To fit multiple pages on a single page, you can create thumbnails—small preview versions of your document. Thumbnails are useful for verifying content and organization. Where appropriate, InDesign automatically changes the paper orientation to provide the best fit of the page to the paper; however, you’ll need to reset the original orientation if you deselect the Thumbnails option.
When you print thumbnails, printer’s marks and any items in the bleed and/or slug areas are excluded.
Although you can create InDesign documents as large as 18-by-18 feet, most desktop printers cannot print such large pages.
To print an oversized document on your desktop printer, you can print each page of your document in pieces, called tiles, and then trim and assemble those pieces. If you prefer, you can scale the document to fit the available paper size.
A document’s dimensions do not necessarily match the paper sizes used by printers. As a result, when you print, InDesign divides the oversized document into one or more rectangles, or tiles, that correspond to the page size available on the printer. You can then assemble the overlapping sections.
You can have InDesign tile a document automatically, or you can specify the tiles yourself. Tiling manually lets you control the origin point for the upper-left corner of the tile, so that you determine where the page falls on the paper.
For Overlap, type the minimum amount of duplicated information you want printed on each tile for ease in assembly.
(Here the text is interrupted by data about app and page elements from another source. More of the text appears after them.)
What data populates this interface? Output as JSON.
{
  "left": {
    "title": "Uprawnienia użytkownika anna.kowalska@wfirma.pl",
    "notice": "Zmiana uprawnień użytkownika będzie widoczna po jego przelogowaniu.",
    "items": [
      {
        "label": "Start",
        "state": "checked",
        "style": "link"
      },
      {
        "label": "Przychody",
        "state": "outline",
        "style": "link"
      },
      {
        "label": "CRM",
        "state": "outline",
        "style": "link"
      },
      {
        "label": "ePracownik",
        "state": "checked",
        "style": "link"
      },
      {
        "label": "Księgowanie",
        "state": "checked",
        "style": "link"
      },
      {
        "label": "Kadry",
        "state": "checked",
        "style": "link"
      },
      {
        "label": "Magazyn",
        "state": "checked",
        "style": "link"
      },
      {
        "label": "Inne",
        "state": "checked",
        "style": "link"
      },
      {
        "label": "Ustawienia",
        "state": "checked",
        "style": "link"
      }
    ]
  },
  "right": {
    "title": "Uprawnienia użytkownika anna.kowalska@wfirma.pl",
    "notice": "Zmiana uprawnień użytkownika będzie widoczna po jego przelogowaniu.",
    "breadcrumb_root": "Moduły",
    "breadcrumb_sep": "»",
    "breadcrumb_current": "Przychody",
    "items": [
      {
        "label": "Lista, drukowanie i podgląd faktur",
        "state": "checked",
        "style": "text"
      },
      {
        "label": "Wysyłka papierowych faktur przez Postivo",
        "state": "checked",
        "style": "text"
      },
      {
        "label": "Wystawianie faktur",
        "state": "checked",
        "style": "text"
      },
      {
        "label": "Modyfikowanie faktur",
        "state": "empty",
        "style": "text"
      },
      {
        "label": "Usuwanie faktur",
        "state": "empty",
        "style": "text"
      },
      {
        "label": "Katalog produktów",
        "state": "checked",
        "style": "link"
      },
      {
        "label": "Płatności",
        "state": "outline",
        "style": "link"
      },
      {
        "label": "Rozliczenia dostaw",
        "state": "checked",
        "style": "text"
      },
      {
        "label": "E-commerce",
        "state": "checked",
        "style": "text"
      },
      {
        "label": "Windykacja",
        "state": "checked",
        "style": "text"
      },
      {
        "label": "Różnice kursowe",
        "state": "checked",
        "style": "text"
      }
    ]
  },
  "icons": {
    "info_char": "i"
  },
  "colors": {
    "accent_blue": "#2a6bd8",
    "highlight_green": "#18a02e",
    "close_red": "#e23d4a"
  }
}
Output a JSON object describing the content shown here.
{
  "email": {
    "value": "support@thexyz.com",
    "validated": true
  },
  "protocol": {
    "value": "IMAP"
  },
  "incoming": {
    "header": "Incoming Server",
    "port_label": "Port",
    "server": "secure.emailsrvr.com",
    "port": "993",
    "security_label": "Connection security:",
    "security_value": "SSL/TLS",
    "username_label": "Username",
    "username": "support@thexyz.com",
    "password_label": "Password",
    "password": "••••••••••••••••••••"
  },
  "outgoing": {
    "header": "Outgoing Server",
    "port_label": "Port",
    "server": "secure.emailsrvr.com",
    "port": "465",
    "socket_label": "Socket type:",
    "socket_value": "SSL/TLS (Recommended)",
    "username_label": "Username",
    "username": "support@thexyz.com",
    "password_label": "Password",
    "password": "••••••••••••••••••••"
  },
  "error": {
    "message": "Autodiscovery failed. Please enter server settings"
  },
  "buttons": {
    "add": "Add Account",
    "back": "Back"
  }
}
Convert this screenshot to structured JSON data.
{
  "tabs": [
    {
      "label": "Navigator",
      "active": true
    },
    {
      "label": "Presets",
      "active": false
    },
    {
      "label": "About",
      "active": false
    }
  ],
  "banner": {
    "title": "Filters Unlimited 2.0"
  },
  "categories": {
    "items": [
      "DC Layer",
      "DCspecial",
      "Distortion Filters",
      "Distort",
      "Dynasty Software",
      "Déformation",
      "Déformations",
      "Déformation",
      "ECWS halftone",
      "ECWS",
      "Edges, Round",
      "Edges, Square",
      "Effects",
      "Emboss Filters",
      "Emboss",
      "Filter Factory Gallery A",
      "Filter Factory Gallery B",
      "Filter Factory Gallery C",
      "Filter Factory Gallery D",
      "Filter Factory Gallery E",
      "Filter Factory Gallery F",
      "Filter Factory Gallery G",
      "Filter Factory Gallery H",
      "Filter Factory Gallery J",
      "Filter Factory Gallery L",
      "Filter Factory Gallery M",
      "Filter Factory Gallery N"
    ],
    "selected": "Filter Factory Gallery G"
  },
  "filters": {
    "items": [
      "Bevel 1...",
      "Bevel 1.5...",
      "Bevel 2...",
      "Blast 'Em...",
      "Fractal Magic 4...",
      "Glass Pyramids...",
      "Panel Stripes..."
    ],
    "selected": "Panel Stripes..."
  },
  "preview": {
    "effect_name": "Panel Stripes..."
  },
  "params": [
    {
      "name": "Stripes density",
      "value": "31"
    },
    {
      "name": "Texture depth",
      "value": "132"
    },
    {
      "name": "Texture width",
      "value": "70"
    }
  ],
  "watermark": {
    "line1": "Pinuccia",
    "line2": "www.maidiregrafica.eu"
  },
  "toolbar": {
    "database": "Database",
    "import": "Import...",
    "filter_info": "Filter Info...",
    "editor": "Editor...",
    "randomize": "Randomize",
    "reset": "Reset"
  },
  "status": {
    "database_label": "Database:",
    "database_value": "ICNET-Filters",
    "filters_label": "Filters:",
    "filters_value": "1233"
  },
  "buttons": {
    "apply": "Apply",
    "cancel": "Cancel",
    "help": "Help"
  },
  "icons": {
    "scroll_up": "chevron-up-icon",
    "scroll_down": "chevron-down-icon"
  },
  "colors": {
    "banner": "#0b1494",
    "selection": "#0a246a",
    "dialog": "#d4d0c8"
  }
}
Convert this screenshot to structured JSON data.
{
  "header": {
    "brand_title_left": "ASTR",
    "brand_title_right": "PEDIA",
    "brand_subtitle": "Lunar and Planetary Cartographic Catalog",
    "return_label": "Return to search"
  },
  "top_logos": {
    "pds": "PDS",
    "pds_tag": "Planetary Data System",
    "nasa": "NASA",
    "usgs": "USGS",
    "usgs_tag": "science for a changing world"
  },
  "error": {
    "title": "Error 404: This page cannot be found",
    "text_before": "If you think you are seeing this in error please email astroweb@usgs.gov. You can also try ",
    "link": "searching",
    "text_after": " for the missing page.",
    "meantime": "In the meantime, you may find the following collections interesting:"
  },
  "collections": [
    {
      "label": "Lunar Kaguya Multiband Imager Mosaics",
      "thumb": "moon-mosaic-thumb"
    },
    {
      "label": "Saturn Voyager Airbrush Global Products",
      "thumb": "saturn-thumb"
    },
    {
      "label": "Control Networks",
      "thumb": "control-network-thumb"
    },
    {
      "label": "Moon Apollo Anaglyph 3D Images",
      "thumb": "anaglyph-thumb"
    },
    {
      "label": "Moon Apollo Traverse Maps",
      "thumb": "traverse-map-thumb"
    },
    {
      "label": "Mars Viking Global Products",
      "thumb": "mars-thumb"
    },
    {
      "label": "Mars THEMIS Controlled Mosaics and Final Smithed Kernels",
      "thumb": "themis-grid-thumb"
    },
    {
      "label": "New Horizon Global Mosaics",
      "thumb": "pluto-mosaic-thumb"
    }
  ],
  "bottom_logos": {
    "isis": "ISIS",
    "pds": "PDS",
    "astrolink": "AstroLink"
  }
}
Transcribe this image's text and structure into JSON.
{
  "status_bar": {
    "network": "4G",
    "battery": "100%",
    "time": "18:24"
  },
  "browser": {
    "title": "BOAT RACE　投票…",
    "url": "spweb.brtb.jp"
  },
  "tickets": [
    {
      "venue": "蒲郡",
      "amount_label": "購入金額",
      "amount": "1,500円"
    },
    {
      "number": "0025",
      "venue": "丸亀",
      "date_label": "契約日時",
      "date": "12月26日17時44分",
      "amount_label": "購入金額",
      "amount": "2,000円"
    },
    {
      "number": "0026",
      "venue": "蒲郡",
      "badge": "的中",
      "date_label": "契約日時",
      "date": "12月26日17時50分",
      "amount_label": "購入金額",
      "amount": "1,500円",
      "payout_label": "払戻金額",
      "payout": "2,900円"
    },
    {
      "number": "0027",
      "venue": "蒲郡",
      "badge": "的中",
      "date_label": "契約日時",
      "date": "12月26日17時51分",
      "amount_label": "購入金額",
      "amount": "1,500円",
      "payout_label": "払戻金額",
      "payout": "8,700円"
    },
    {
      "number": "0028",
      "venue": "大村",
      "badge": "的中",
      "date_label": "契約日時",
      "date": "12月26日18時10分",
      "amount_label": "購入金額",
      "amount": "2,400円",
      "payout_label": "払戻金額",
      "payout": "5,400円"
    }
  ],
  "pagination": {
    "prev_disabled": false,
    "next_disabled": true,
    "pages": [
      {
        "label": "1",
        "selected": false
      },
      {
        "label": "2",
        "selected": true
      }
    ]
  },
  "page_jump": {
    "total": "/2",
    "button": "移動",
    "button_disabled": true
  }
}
The Overlap option uses the unit of measure specified for the document. The value should be greater than the minimum nonprinting margins for the printer. You can specify up to half the size of the shortest side of the document page to overlap. For example, tiles for a page that measures 11-by-17 inches (279.4mm‑by‑431.8mm) can overlap up to 5.5 inches (139.7mm).
While tiling a document automatically prints all the tiles at once, tiling a document manually requires you to print each tile separately.
To fit an oversized document on a smaller piece of paper, you can scale the document’s width and height, either symmetrically or asymmetrically. Asymmetric scaling is useful when, for example, you’re printing film for use on a flexographic press: If you know in which direction the plate will be mounted on the press drum, scaling can compensate for the 2% to 3% stretching of the plate that usually occurs. Scaling does not affect the size of the pages in the document.
When you print spreads, each spread is scaled separately.